Please tally the lines of the listing that hold the string "this", and reply with that total only.

▸ **Extracted material**:
========

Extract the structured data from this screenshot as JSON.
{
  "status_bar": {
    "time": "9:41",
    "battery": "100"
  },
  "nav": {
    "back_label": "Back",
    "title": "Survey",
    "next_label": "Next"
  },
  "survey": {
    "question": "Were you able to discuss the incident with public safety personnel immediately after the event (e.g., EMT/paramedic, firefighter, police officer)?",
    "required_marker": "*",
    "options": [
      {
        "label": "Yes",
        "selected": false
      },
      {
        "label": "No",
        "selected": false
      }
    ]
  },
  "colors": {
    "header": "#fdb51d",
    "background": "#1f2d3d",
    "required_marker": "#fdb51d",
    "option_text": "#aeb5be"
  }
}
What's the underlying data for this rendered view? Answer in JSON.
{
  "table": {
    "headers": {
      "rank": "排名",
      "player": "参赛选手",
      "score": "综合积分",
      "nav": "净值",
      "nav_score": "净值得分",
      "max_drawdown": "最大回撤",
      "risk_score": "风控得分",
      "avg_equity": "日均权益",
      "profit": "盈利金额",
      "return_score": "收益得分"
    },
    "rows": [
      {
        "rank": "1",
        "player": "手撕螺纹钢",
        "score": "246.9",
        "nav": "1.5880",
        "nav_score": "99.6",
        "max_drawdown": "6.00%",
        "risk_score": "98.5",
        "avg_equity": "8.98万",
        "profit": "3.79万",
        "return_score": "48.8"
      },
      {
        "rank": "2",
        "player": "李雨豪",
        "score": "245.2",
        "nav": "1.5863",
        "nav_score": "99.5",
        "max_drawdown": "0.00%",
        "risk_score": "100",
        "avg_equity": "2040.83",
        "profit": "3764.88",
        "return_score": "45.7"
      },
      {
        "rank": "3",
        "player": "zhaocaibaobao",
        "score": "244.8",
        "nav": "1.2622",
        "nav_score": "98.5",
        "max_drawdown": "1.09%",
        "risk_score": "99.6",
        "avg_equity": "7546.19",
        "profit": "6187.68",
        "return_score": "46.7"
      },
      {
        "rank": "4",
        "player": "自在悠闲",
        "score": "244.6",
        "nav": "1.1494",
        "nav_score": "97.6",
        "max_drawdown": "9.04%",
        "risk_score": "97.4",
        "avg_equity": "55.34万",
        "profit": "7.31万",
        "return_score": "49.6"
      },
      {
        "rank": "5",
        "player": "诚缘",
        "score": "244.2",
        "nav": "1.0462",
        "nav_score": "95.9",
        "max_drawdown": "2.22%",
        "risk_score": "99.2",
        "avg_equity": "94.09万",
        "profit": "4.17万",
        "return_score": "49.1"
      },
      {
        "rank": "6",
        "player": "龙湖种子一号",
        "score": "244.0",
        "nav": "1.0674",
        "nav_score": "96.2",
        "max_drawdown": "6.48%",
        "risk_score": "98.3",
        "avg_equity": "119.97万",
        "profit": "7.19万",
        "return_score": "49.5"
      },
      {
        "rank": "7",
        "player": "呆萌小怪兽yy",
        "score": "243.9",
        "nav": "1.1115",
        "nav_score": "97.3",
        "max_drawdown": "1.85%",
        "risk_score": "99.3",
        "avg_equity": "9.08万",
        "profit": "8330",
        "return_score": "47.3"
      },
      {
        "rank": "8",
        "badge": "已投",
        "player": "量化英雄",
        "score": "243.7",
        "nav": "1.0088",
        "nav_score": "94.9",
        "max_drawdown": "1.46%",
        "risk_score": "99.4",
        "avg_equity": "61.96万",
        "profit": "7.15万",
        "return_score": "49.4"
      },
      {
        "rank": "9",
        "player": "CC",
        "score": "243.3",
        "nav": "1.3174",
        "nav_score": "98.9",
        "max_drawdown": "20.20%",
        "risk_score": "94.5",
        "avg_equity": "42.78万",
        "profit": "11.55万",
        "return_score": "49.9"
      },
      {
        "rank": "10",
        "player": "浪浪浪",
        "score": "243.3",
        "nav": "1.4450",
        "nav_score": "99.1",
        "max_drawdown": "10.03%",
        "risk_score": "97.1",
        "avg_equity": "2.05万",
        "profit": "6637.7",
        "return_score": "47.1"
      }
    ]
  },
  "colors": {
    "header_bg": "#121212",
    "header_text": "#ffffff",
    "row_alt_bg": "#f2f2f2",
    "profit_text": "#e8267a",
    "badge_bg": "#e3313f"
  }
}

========

▸ **Expected answer**: 2